◆ SUPPLIED DATA:

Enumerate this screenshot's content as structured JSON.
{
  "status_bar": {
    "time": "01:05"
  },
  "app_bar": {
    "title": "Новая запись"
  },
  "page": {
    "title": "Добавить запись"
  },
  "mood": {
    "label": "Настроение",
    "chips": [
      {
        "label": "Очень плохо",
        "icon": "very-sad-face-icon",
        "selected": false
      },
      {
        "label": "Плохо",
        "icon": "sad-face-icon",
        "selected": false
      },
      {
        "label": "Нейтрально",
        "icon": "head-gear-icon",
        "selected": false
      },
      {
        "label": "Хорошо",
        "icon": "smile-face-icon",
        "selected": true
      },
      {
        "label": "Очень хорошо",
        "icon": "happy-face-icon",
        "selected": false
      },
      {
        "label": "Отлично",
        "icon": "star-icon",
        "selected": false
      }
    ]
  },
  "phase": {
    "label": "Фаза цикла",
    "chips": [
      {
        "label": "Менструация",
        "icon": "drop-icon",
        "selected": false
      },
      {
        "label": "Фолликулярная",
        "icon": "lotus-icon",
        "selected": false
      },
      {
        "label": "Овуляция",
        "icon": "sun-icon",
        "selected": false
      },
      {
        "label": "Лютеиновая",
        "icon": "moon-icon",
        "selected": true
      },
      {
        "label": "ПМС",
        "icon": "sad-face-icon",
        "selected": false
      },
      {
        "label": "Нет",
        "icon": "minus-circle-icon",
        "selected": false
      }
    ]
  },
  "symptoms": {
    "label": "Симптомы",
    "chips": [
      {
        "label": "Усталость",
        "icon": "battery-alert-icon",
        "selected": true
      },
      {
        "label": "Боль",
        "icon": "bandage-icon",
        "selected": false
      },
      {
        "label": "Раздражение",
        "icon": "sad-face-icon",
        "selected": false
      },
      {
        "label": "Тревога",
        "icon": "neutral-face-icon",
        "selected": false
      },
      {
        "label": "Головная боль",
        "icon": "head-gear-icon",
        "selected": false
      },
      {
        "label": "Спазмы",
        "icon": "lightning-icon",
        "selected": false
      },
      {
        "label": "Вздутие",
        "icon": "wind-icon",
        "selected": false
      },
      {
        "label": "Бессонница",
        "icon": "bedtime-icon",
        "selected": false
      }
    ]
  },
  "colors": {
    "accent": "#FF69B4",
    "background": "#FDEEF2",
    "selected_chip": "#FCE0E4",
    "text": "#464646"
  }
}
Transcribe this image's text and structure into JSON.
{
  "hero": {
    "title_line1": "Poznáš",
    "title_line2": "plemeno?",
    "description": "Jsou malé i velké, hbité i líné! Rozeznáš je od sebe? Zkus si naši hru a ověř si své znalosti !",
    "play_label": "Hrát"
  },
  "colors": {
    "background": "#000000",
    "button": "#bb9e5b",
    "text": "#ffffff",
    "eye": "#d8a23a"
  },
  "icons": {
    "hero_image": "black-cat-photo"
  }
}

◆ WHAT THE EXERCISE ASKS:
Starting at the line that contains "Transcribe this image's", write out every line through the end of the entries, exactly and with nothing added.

◆ EXPECTED ANSWER:
Transcribe this image's text and structure into JSON.
{
  "hero": {
    "title_line1": "Poznáš",
    "title_line2": "plemeno?",
    "description": "Jsou malé i velké, hbité i líné! Rozeznáš je od sebe? Zkus si naši hru a ověř si své znalosti !",
    "play_label": "Hrát"
  },
  "colors": {
    "background": "#000000",
    "button": "#bb9e5b",
    "text": "#ffffff",
    "eye": "#d8a23a"
  },
  "icons": {
    "hero_image": "black-cat-photo"
  }
}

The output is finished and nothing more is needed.